|Ruger American Ranch Rifle 26985 350 Legend, $442||Jul. 2020||F/B+||First sample failed when the bolt disassembled itself. The replacement rifle wasn’t all that accurate.|
|Winchester XPR Hunter 535741296 350 Legend, $635||Jul. 2020||A-||A full-length rifle that looked great and handled well; dropped half a grade for its-average accuracy.|
|Winchester M70 F’wt SS 535234220 308 Win., $951||Apr. 2020||A||Our Pick. Smooth handling, very good accuracy and classical styling.|
|Tikka T3x Lite Stainless JRTXB316 308 Win., $748||Apr. 2020||A-||Best Buy. Functional stock, the smoothest bolt in the group, and the best out-of-the-box trigger.|
|Remington Model 7 CDL 26423 308 Win., $798||Apr. 2020||A||A nice piece of wood, a good trigger and a compact 20-inch barrel on a rifle that could really shoot.|
|Ruger Hawkeye Compact 37139 308 Win., $691||Apr. 2020||B+||This rifle has a short length of pull and a 16.5-inch barrel. Could be a great truck gun.|
|Browning X-Bolt Micro Midas 22-250 Rem., $879||Dec. 2019||A||Our Pick. This is trim rifle from Browning is made for the small-statured or still-developing hunter.|
|Howa Model 1500 Youth 22-250 Rem., $529||Dec. 2019||A||Best Buy. With youth- and adult-length stocks available, this is a great rifle.|
|Bergara B-14 B14S104 22-250 Rem., $879||Dec. 2019||A||Designed with the full-sized hunter in mind, this would be a great companion on a coyote hunt.|
|Browning X-Bolt 035395291 6mm CM, $2400||Aug. 2019||A||A superior varminter that is good enough to shoot in competition, and certainly in the field.|
|Howa 1500 H-S Precision HHS62203 6mm CM, $1220||Aug. 2019||A||This is a great all-around rifle at a reasonable price. It will outshoot you for many years.|
|Barrett Fieldcraft Rifle Threaded 6mm CM, $1929||Aug. 2019||A-||This is a super-lightweight precision build you’ll want to take everywhere.|
|Savage 110 Scout 57139 450 Bushmaster, $829||Jul. 2019||A-||Best Buy. The Savage Axis proved accurate, reliable, and fast handling.

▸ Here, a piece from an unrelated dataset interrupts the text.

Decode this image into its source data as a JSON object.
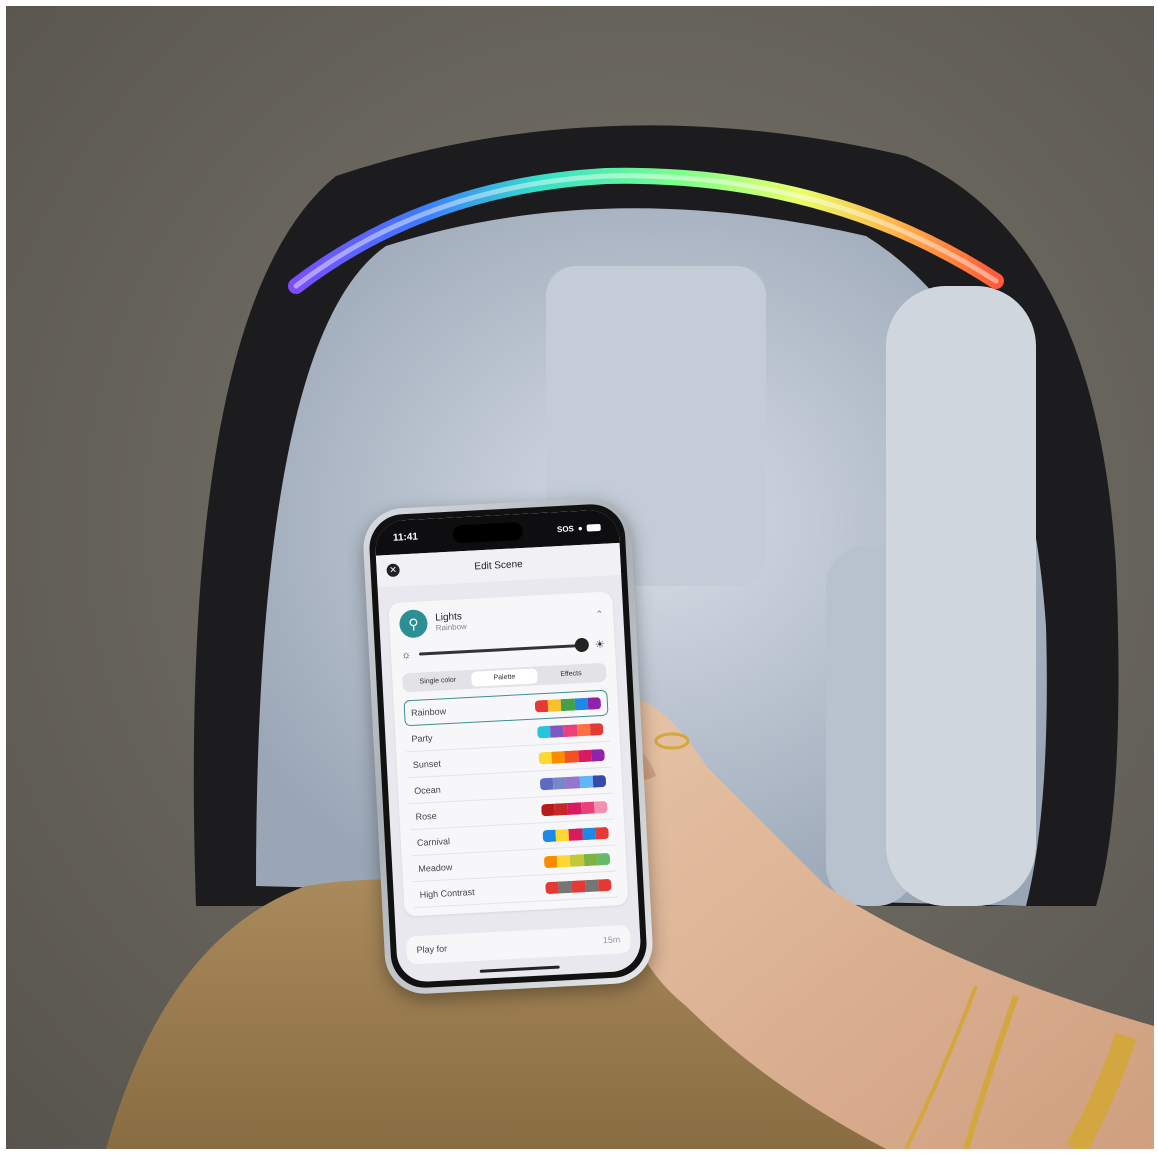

Adjustable LOP.|
|Ruger Scout Rifle 6830 7.62 NATO, $1139||Jul. 2019||B+||The Ruger Scout comes closest to the original Scout rifle concept, but it falls short due to weight.|
|Mossberg MVP Scout Combo 7.62 NATO, $780||Jul. 2019||B||Not a true interpretation of the Scout Rifle concept, but accurate and well-handling short rifle.|
|Savage 110 Apex Storm XP 57344 6.5 CM, $605||Jun. 2019||A-||Best Buy. The Savage Axis proved accurate, reliable, and fast handling. Adjustable LOP.|
|Mauser M18 M18065P 6.5 PRC, $628||Jun. 2019||A-||Accurate and reliable. Expensive compared to the others.|
|Savage Axis II XP Rifle 57289 6.5 CM, $400||Jun. 2019||B+||A credible and accurate rifle for hunting. Superior stock treatment.|
|Ruger 77/44 Model 7401 44 Remington Mag., $754||May. 2019||A-||The 77/44 offers accuracy and power in a lightweight rifle. We disliked the magazine.|